In an article released late this month in Environmental Research Letters, authors Mark Broich, Matthew Hansen, Fred Stolle, Peter Potapov, Belinda Arunarwati Margono, and Bernard Adusei examined interannual forest cover loss on the Indonesian islands of Sumatra and Kalimantan from 2000 to 2008 using a combination of Landsat ETM+, MODIS, and SRTM data.
The researchers found that forest cover loss for the two islands during this time period totaled just under 21,000 square miles. This amount of land—nearly the size of West Virginia—accounted for 5.3 percent of the land area of the two islands, and some of the deforestation occurred in areas where forest clearing is prohibited or restricted.
Using this multi-sensor approach to map forest loss, the researchers were able to decipher that the deforestation rate increased between 2000 and 2006, peaked, and then began to decline. This work demonstrates that regular annual mapping yields a more accurate assessment of forest loss trends than a single national estimate.

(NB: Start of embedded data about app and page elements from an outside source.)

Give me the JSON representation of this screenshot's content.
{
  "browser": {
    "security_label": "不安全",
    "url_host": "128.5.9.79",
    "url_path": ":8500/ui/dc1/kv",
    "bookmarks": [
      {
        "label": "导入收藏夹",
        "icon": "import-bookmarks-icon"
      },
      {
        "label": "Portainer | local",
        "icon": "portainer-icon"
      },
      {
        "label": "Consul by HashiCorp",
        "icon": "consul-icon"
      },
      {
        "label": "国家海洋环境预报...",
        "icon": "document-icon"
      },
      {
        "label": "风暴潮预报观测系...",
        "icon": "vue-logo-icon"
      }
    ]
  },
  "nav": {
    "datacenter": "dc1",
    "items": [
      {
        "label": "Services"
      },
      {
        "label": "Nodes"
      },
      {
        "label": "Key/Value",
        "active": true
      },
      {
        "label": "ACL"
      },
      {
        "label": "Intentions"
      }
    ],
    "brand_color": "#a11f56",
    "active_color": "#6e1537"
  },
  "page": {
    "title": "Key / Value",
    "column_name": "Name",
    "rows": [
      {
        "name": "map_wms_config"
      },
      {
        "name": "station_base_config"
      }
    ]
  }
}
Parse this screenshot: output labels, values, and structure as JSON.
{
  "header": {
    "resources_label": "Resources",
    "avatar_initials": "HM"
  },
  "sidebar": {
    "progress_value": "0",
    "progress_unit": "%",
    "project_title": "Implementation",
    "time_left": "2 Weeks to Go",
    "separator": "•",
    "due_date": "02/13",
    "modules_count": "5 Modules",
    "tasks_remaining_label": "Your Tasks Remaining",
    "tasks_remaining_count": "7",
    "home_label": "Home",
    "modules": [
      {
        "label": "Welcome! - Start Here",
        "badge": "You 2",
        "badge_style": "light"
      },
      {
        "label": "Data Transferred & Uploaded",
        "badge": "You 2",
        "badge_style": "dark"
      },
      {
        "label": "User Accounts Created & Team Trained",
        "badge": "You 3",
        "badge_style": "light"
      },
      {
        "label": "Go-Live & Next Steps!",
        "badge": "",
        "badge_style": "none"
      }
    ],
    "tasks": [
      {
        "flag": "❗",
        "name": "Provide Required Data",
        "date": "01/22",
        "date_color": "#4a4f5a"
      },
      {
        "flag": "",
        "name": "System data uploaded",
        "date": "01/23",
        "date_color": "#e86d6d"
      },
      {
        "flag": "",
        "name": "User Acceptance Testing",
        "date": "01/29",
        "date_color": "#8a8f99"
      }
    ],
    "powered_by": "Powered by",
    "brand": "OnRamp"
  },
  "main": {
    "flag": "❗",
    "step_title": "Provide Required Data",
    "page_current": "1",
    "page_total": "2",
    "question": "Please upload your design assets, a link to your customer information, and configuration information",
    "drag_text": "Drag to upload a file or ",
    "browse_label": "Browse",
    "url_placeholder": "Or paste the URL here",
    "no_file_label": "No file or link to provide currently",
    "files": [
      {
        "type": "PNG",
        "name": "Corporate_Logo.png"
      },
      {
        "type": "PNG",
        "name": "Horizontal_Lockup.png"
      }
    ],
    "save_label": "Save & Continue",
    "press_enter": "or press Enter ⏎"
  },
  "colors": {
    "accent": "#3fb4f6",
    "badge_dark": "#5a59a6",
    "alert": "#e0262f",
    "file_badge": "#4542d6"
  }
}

A multi-sensor satellite approach, as shown in this study, could provide accurate forest cover information to national policy makers attempting to reduce greenhouse gas emissions as part of recent international agreements to incentivize forest conservation.
This work was funded by the NASA Land Cover Land Use Change program.
Mark Broich et al. (2011) Remotely sensed forest cover loss shows high spatial and temporal variation across Sumatera and Kalimantan, Indonesia 2000–2008. En vir omental. Research Letters, vol. 6. doi:10.1088/1748-9326/6/1/014010 [external link]